    Dragged the whole family to see it the day after Xmas, and all 10 had a good time. We only have 2D available here, so now I have to travel to see it in 3D. Seeing it twice will be good, because I’ll be able to brush aside the plot silliness and focus on the incredible visuals.

    “Unobatanium” is definitely played for laughs, as is the hero’s early pigheadedness.

    So Greg, we can substitute a vision of Sigourney Weaver in our minds when we read your fieldwork journals?

  29. #29 Riya Mohnot
    January 10, 2010

    I am a 13 year old…this may be a stupid question….
    if Pandora did’nt have oxygen (everyone used to gasp without a mask) then how come the fires blazed on the planet?

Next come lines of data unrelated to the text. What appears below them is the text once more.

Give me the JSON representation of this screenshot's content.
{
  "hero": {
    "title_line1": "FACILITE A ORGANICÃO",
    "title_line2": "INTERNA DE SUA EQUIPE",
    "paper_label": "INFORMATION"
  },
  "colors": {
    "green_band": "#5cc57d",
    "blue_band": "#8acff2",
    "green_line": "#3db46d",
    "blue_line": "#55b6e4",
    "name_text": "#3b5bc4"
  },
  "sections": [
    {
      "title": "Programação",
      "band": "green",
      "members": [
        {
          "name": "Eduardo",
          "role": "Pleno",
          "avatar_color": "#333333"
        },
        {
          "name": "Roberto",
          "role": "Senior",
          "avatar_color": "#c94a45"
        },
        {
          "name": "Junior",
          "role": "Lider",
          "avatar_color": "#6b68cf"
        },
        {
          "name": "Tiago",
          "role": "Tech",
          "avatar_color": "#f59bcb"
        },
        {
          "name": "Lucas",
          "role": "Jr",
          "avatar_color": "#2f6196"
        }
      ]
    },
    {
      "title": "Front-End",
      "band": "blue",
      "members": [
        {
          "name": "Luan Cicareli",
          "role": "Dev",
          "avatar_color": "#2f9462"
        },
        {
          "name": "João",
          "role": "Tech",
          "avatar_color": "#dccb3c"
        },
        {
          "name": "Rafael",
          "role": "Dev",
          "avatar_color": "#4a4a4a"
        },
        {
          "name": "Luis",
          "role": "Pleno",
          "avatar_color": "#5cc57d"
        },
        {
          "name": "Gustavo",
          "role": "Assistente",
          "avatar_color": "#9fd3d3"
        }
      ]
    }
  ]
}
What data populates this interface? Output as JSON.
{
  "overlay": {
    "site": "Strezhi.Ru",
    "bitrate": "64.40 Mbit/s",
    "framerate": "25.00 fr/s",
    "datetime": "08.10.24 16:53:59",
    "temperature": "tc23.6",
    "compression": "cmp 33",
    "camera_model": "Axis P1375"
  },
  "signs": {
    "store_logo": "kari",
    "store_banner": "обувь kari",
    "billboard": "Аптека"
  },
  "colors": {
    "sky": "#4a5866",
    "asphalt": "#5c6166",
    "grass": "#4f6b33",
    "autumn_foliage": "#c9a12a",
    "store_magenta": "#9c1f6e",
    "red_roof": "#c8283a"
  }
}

  30. #30 Riya Mohnot
    January 10, 2010

    I am a 13 year old…this may be a stupid question….
    if Pandora did’nt have oxygen (everyone used to gasp without a mask) then how come the fires blazed on the planet?

  31. #31 Greg Laden
    January 10, 2010

    Riya … good question. Was it lack of O2, or was there some poison that the masks were filtering out?

    Anybody know?

    Of course, this could indirectly explain somehow how the rocks got to float.

  32. #32 aratina cage
    January 10, 2010

    Was it lack of O2, or was there some poison that the masks were filtering out?

    Anybody know?

    I found this:

    Pandora’s atmosphere is unbreathable because a pungent mixture of nitrogen, oxygen, carbon dioxide, xenon, ammonia, methane and hydrogen cyanide exists in the air. –http://james-camerons-avatar.wikia.com/wiki/Exopack

  33. #33 avatar movie wallpapers
    January 15, 2010

    this was the best movie i ever saw period ,i like to see this in my own home on dvd.

  34. #34 micro sd cards
    February 2, 2010

    There is still at least one man in Hollywood who knows how to spend $250 million, or was it $300 million, wisely.

  35. #35 Steve
    February 6, 2010

    Your comments on the tolerance of organized military authority were very interesting. I invite you to share your thoughts on Pandalous. This topic has been heavily debated among our community members:


  36. #36 PhilBee, NZ
    February 11, 2010

    CGI awesome! Storyline underwhelming.
    But hey, 3hrs of wall-to-wall non-stop Cameron…who’s too worried about the plot?


  37. #37 George
    April 27, 2010

    found this avatar spoof – classic! http://www.youtube.com/watch?v=N15ok23x6Rk